Web page and app entries
───

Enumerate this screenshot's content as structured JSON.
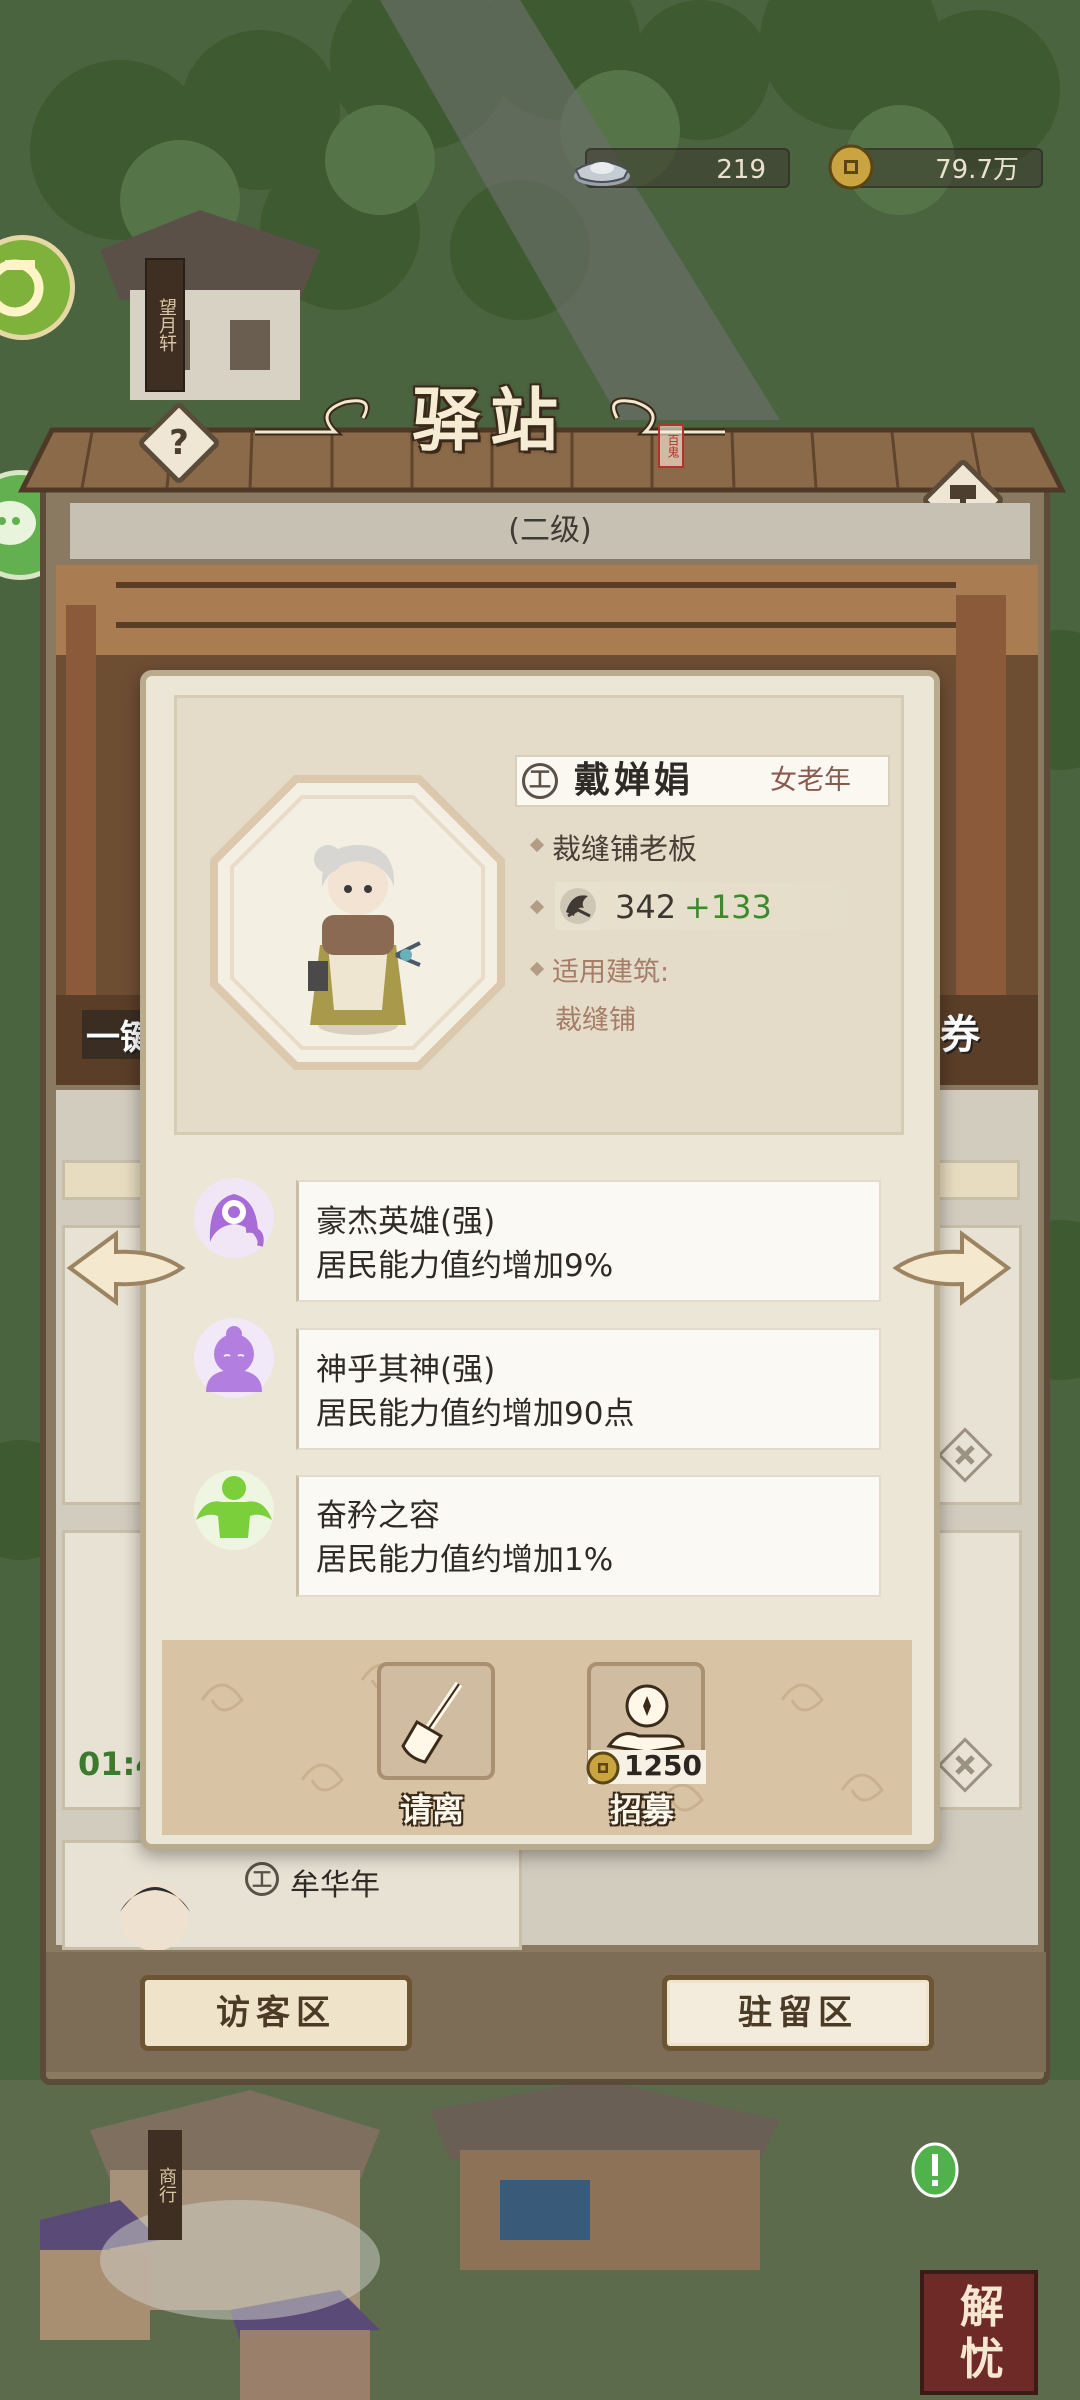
{
  "top_bar": {
    "silver": "219",
    "copper": "79.7万"
  },
  "building": {
    "title": "驿站",
    "seal": "百鬼",
    "level": "(二级)",
    "help_icon": "question-icon",
    "upgrade_icon": "hammer-icon",
    "roof_sign_left": "望月轩",
    "left_partial_text": "一键",
    "right_partial_text": "券"
  },
  "character": {
    "job_icon": "工",
    "name": "戴婵娟",
    "meta": "女老年",
    "title": "裁缝铺老板",
    "power_base": "342",
    "power_bonus": "+133",
    "building_label": "适用建筑:",
    "building_value": "裁缝铺"
  },
  "traits": [
    {
      "name": "豪杰英雄(强)",
      "desc": "居民能力值约增加9%",
      "icon": "hero-icon",
      "color": "#a86cd8"
    },
    {
      "name": "神乎其神(强)",
      "desc": "居民能力值约增加90点",
      "icon": "buddha-icon",
      "color": "#b27fe0"
    },
    {
      "name": "奋矜之容",
      "desc": "居民能力值约增加1%",
      "icon": "strongman-icon",
      "color": "#7bcf3a"
    }
  ],
  "actions": {
    "dismiss_label": "请离",
    "recruit_label": "招募",
    "recruit_cost": "1250"
  },
  "background_list": {
    "timer_partial": "01:4",
    "row_job_icon": "工",
    "row_name": "牟华年"
  },
  "footer": {
    "visitor_tab": "访客区",
    "resident_tab": "驻留区"
  },
  "bottom_right": {
    "label": "解忧",
    "shop_sign": "商行"
  },
  "colors": {
    "panel_frame": "#5b4b39",
    "card_bg": "#ece6d6",
    "bonus_green": "#3c8a2e",
    "meta_red": "#8a5a4e"
  }
}
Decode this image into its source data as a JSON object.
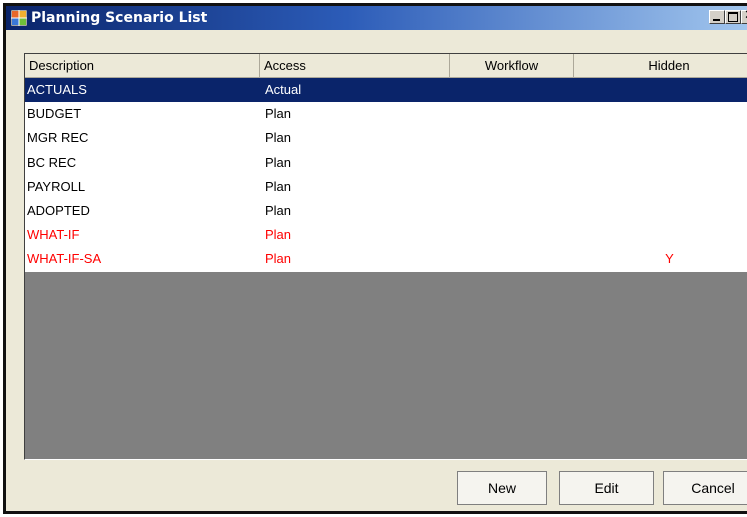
{
  "window": {
    "title": "Planning Scenario List",
    "close_glyph": "✕",
    "icon": "app-grid-icon"
  },
  "grid": {
    "columns": [
      "Description",
      "Access",
      "Workflow",
      "Hidden"
    ],
    "rows": [
      {
        "description": "ACTUALS",
        "access": "Actual",
        "workflow": "",
        "hidden": "",
        "selected": true,
        "red": false
      },
      {
        "description": "BUDGET",
        "access": "Plan",
        "workflow": "",
        "hidden": "",
        "selected": false,
        "red": false
      },
      {
        "description": "MGR REC",
        "access": "Plan",
        "workflow": "",
        "hidden": "",
        "selected": false,
        "red": false
      },
      {
        "description": "BC REC",
        "access": "Plan",
        "workflow": "",
        "hidden": "",
        "selected": false,
        "red": false
      },
      {
        "description": "PAYROLL",
        "access": "Plan",
        "workflow": "",
        "hidden": "",
        "selected": false,
        "red": false
      },
      {
        "description": "ADOPTED",
        "access": "Plan",
        "workflow": "",
        "hidden": "",
        "selected": false,
        "red": false
      },
      {
        "description": "WHAT-IF",
        "access": "Plan",
        "workflow": "",
        "hidden": "",
        "selected": false,
        "red": true
      },
      {
        "description": "WHAT-IF-SA",
        "access": "Plan",
        "workflow": "",
        "hidden": "Y",
        "selected": false,
        "red": true
      }
    ]
  },
  "buttons": {
    "new_label": "New",
    "edit_label": "Edit",
    "cancel_label": "Cancel"
  },
  "colors": {
    "selection": "#0a246a",
    "hidden_row_text": "#ff0000",
    "empty_area": "#808080"
  }
}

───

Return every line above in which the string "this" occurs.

Enumerate this screenshot's content as structured JSON.
Decode this image into its source data as a JSON object.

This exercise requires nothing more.